**The problem**
Only a number is wanted here: how many lines in the records below contain the string "filter".

**Stored data**
-=-=-

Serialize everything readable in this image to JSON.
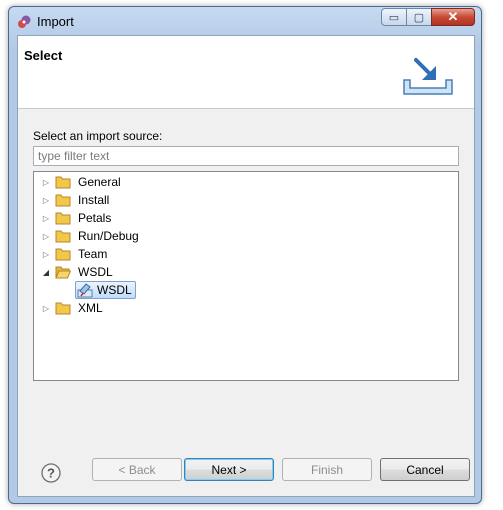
{
  "window": {
    "title": "Import",
    "controls": {
      "minimize": "▭",
      "maximize": "▢",
      "close": "✕"
    }
  },
  "header": {
    "title": "Select",
    "icon": "import-wizard-icon"
  },
  "main": {
    "source_label": "Select an import source:",
    "filter": {
      "value": "",
      "placeholder": "type filter text"
    },
    "tree": [
      {
        "label": "General",
        "expanded": false,
        "icon": "folder-icon"
      },
      {
        "label": "Install",
        "expanded": false,
        "icon": "folder-icon"
      },
      {
        "label": "Petals",
        "expanded": false,
        "icon": "folder-icon"
      },
      {
        "label": "Run/Debug",
        "expanded": false,
        "icon": "folder-icon"
      },
      {
        "label": "Team",
        "expanded": false,
        "icon": "folder-icon"
      },
      {
        "label": "WSDL",
        "expanded": true,
        "icon": "folder-icon",
        "children": [
          {
            "label": "WSDL",
            "selected": true,
            "icon": "wsdl-icon"
          }
        ]
      },
      {
        "label": "XML",
        "expanded": false,
        "icon": "folder-icon"
      }
    ]
  },
  "buttons": {
    "help": "?",
    "back": "< Back",
    "next": "Next >",
    "finish": "Finish",
    "cancel": "Cancel"
  },
  "colors": {
    "title_bar": "#b3cae6",
    "selection": "#c1dcfc",
    "folder": "#f2c84b"
  }
}
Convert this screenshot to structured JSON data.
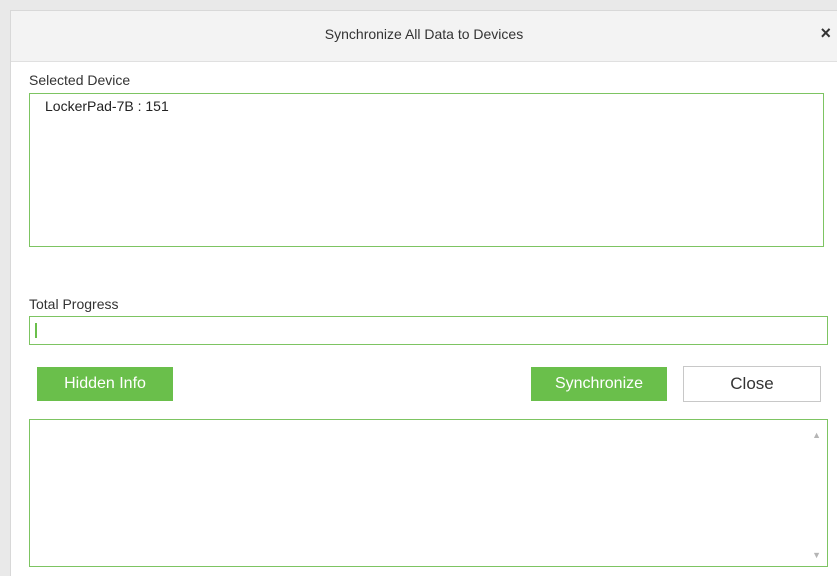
{
  "dialog": {
    "title": "Synchronize All Data to Devices",
    "close_symbol": "×"
  },
  "selected_device": {
    "label": "Selected Device",
    "items": [
      "LockerPad-7B : 151"
    ]
  },
  "progress": {
    "label": "Total Progress",
    "value_percent": 0
  },
  "buttons": {
    "hidden_info": "Hidden Info",
    "synchronize": "Synchronize",
    "close": "Close"
  },
  "log": {
    "scroll_up_icon": "▲",
    "scroll_down_icon": "▼"
  },
  "colors": {
    "accent": "#6abf4b",
    "border": "#7dc462"
  }
}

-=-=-

**Answer to this problem**
2